On the streets

RCMP Const. James Grandy, who serves as the Penticton detachment’s spokesman and mental health intervention co-ordinator, speaks to a distraught person outside Burdock House in May 2021.

Penticton’s mayor has called a special council meeting for Thursday to discuss a private citizen’s proposal to take $5 million from city reserves to hire five new RCMP officers as soon as possible and fund their services for the next five years.

The idea was put forward earlier this month by Rick Thorpe, a former provincial cabinet minister and Okanagan MLA, who has also offered to help lobby senior governments to secure the new personnel.

Mayor John Vassilaki said he shares Thorpe’s concerns about public safety and Penticton’s undermanned RCMP detachment but hasn’t been able to get the rest of council to budge on hiring new police or bylaw officers until the matter is discussed at budget deliberations later this year.

“Unfortunately, the situation has gotten so bad that I can’t stand by and wait six months down the road until the budget process finishes or whenever we’re going to vote on it, which will probably be December or January,” Vassilaki told council’s Safety and Security Advisory Committee during its meeting Monday.

The mayor went on to suggest council has to “stop thinking strictly about money and start thinking about people,” because residents often tell him they “wouldn’t mind paying a little bit more on their taxes so they can feel safer.”

The chairman of the Safety and Security Advisory Committee also supports Thorpe’s proposal, but doesn’t think it goes far enough.

“I’m in support of increased policing, but I see this as a broader issue,” said Matt Taylor, who is also calling for more bylaw officers dedicated strictly to social issues and a public education campaign to help reduce relatively minor calls for service.

More details about Thursday’s special meeting are expected to be released today.

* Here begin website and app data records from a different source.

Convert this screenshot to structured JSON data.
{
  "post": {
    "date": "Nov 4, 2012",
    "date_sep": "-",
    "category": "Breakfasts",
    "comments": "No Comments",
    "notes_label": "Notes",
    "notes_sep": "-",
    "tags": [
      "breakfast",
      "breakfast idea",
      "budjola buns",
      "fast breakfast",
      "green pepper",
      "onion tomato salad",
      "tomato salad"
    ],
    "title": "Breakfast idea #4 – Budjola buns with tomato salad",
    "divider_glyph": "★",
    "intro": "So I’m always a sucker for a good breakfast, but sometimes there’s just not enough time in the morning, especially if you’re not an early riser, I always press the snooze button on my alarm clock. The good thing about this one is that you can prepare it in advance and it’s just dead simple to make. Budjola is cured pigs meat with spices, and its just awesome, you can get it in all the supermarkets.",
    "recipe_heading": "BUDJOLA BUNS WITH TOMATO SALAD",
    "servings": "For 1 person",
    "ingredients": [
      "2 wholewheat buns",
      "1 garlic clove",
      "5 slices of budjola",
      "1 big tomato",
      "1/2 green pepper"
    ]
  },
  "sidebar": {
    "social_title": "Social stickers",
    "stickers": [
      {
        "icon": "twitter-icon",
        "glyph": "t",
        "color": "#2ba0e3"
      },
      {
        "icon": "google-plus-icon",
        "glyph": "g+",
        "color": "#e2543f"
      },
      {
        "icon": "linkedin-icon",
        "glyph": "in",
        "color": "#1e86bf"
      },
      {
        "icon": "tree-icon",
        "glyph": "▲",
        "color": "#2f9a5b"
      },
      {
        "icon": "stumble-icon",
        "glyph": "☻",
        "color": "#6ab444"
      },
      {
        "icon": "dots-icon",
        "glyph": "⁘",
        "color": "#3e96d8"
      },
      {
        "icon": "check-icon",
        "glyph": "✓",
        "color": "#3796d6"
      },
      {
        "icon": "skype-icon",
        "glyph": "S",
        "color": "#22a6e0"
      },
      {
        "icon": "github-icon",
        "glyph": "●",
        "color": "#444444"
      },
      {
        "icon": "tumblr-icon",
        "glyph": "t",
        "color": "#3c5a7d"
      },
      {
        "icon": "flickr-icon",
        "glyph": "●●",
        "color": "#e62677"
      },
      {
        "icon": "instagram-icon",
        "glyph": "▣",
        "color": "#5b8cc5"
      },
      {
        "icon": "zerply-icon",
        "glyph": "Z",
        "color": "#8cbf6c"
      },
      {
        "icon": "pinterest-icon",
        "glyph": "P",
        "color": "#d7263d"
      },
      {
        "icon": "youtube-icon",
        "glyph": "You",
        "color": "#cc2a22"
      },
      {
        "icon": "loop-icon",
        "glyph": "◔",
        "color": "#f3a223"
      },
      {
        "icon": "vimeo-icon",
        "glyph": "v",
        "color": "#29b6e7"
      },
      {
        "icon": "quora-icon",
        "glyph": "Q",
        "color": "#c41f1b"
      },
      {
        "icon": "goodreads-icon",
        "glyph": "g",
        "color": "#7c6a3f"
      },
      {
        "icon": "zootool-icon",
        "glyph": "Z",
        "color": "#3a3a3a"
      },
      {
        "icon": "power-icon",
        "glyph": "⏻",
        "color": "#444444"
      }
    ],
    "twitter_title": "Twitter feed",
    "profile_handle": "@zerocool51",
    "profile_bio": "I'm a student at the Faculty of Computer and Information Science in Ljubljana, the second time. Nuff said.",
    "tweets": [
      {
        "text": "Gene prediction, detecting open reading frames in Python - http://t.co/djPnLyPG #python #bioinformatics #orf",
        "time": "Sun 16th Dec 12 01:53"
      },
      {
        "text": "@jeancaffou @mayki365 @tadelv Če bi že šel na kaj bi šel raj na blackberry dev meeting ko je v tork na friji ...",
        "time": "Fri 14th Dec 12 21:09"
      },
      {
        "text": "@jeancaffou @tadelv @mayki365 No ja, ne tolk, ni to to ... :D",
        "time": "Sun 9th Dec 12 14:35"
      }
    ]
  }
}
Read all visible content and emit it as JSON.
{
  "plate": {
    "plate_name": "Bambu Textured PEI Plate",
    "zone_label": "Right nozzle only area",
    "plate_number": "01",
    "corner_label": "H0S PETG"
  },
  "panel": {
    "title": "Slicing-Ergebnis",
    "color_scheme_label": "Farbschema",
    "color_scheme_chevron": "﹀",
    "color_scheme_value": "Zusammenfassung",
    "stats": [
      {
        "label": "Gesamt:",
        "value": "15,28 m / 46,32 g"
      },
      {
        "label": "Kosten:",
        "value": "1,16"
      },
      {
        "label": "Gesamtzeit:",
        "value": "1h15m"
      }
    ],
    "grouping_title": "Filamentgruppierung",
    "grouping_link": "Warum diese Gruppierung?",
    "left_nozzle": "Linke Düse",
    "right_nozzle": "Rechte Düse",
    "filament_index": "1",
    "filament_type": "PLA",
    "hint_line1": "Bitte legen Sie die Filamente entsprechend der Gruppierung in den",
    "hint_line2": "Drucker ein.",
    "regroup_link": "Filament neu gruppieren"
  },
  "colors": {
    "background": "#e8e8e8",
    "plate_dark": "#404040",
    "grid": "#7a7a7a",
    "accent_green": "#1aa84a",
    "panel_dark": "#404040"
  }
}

Community safety is one of three strategic priorities of city council, which approved hiring two new Mounties – who will lift the detachment’s staff complement to 50 members – as part of its 2021 budget process, although boots aren’t expected to be on the ground until 2022.

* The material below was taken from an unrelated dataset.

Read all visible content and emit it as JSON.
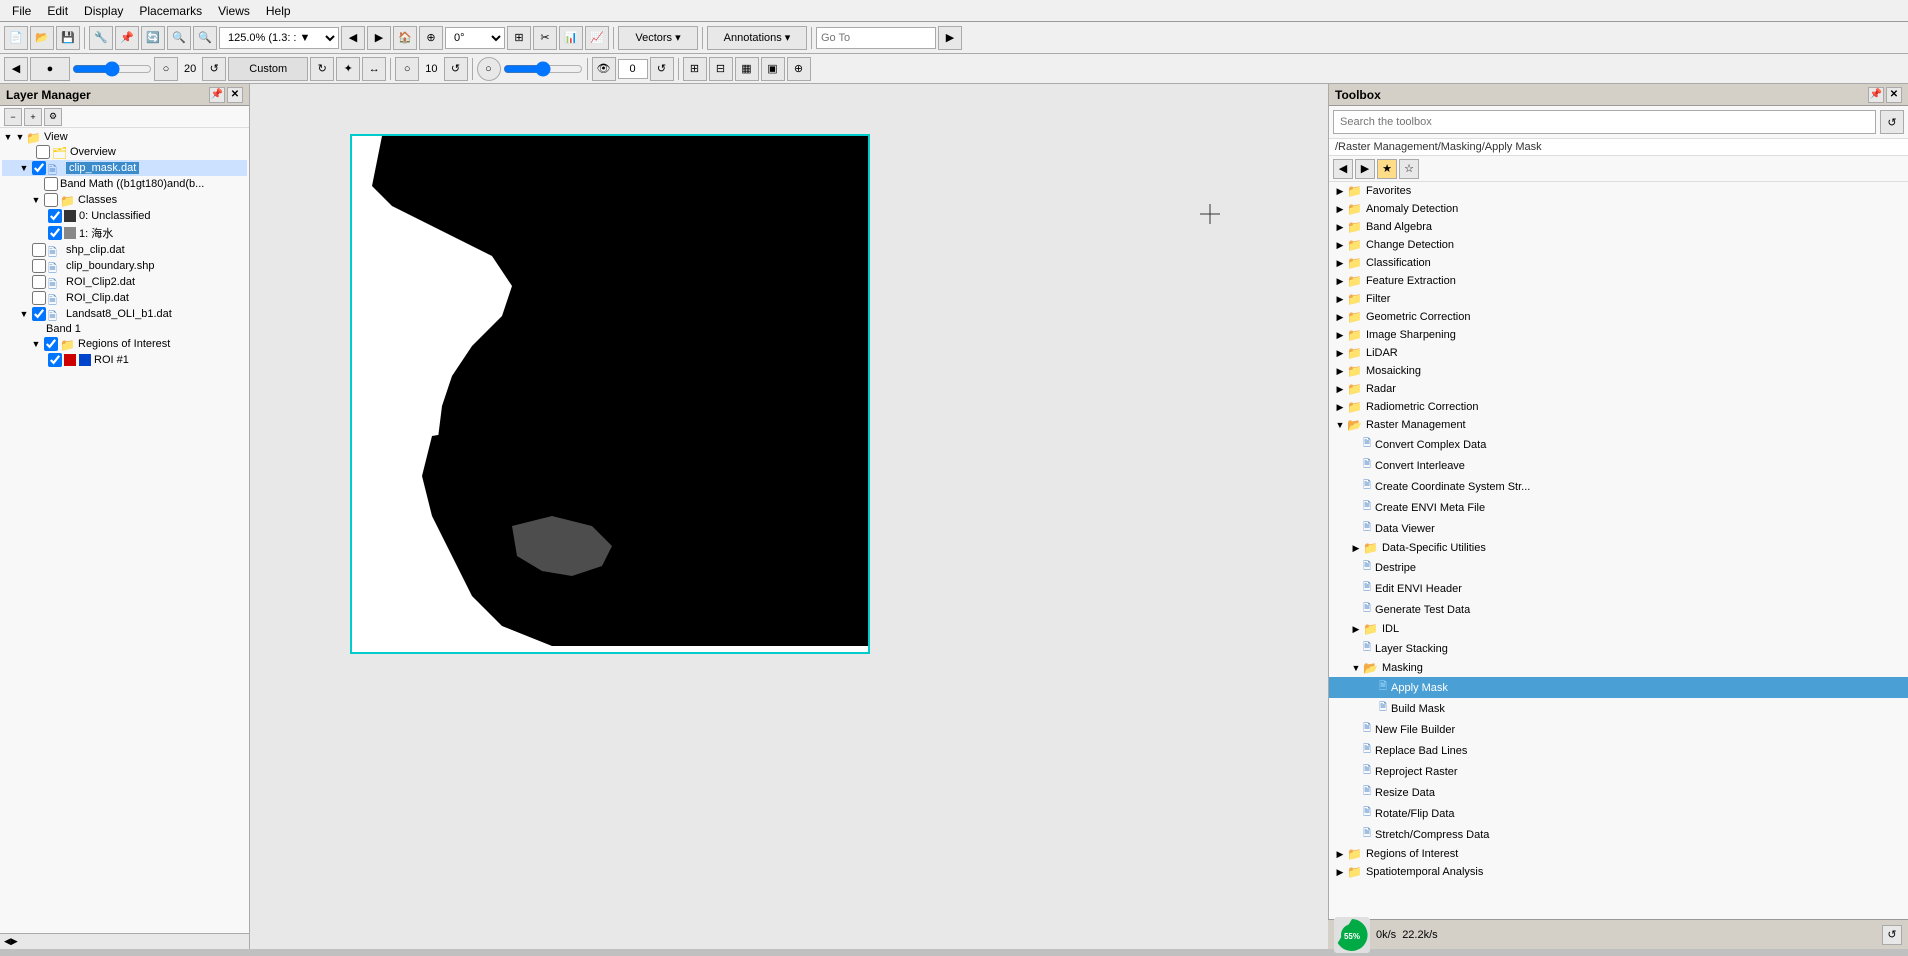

In 2019 – the most recent year for which data is publicly available from the B.C. government – each Mountie in Penticton had an average caseload of 170 files. That was by far the most of any detachment in a B.C. community with a population over 15,000; the next highest was Prince George at 134.